ACTIVITY —
Determine how many lines of the listing contain the word "string". The reply is that number alone.
##########
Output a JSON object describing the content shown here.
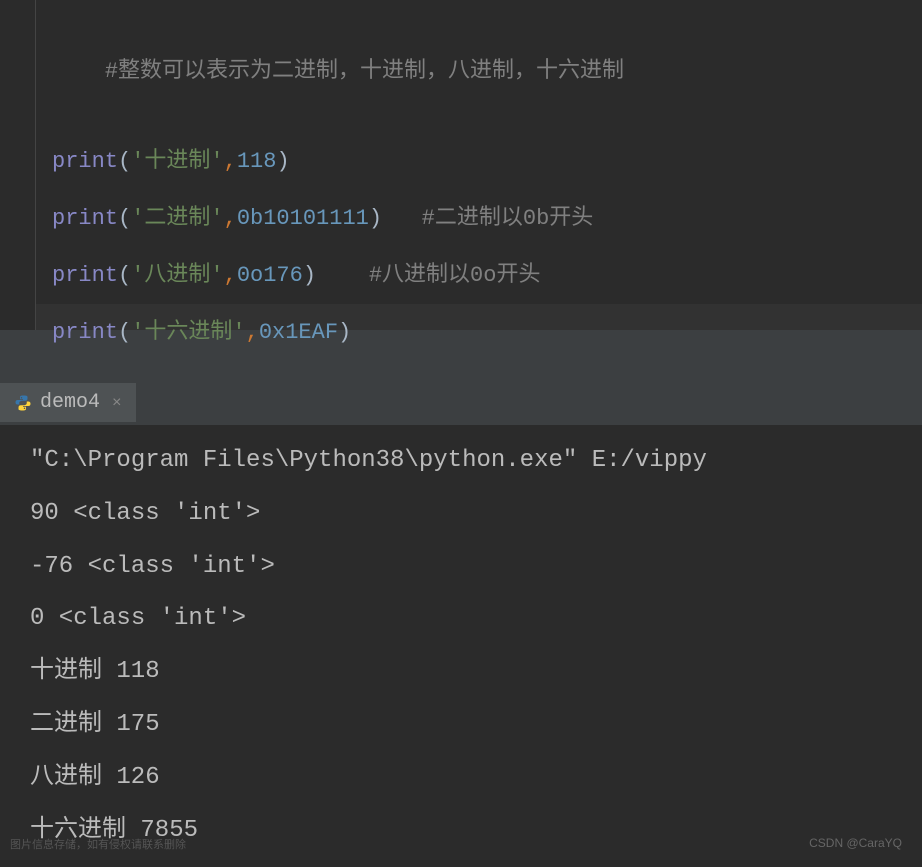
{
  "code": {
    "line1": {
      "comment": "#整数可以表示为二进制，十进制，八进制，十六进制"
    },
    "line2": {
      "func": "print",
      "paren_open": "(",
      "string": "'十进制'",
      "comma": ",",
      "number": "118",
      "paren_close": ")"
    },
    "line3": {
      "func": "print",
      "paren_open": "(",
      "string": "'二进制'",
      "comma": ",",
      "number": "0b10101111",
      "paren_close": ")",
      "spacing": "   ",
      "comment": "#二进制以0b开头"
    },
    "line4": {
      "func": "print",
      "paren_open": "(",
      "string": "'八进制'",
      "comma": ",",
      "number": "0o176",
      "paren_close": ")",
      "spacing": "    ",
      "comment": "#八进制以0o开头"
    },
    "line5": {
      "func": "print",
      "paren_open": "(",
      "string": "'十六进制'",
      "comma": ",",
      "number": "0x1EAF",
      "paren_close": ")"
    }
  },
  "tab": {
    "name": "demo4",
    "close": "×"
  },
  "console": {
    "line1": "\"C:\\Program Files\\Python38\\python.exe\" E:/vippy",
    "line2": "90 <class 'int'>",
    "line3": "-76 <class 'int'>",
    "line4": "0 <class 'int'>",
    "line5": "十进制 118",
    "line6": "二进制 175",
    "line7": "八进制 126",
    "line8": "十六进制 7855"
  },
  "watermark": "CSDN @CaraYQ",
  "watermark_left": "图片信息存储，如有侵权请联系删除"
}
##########
RESPONSE TO THIS EXERCISE —
4